** INFORMATION GIVEN **
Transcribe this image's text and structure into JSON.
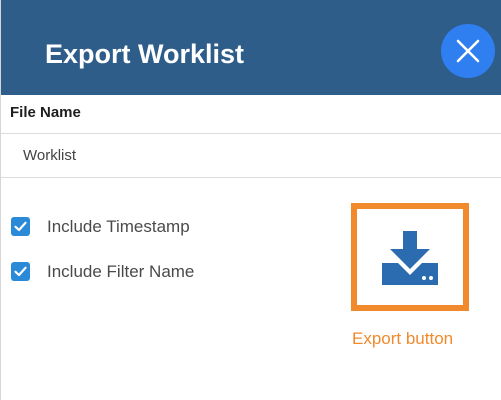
{
  "header": {
    "title": "Export Worklist",
    "close_icon": "close-icon",
    "background_color": "#2f5d8a",
    "close_button_color": "#2f7ff0"
  },
  "file_name": {
    "label": "File Name",
    "value": "Worklist"
  },
  "options": [
    {
      "label": "Include Timestamp",
      "checked": true
    },
    {
      "label": "Include Filter Name",
      "checked": true
    }
  ],
  "export": {
    "icon": "download-icon",
    "caption": "Export button",
    "highlight_color": "#f08a2c",
    "icon_color": "#2b6cb0"
  }
}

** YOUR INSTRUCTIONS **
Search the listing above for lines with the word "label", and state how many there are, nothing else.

** RESULT OF THE EXERCISE **
3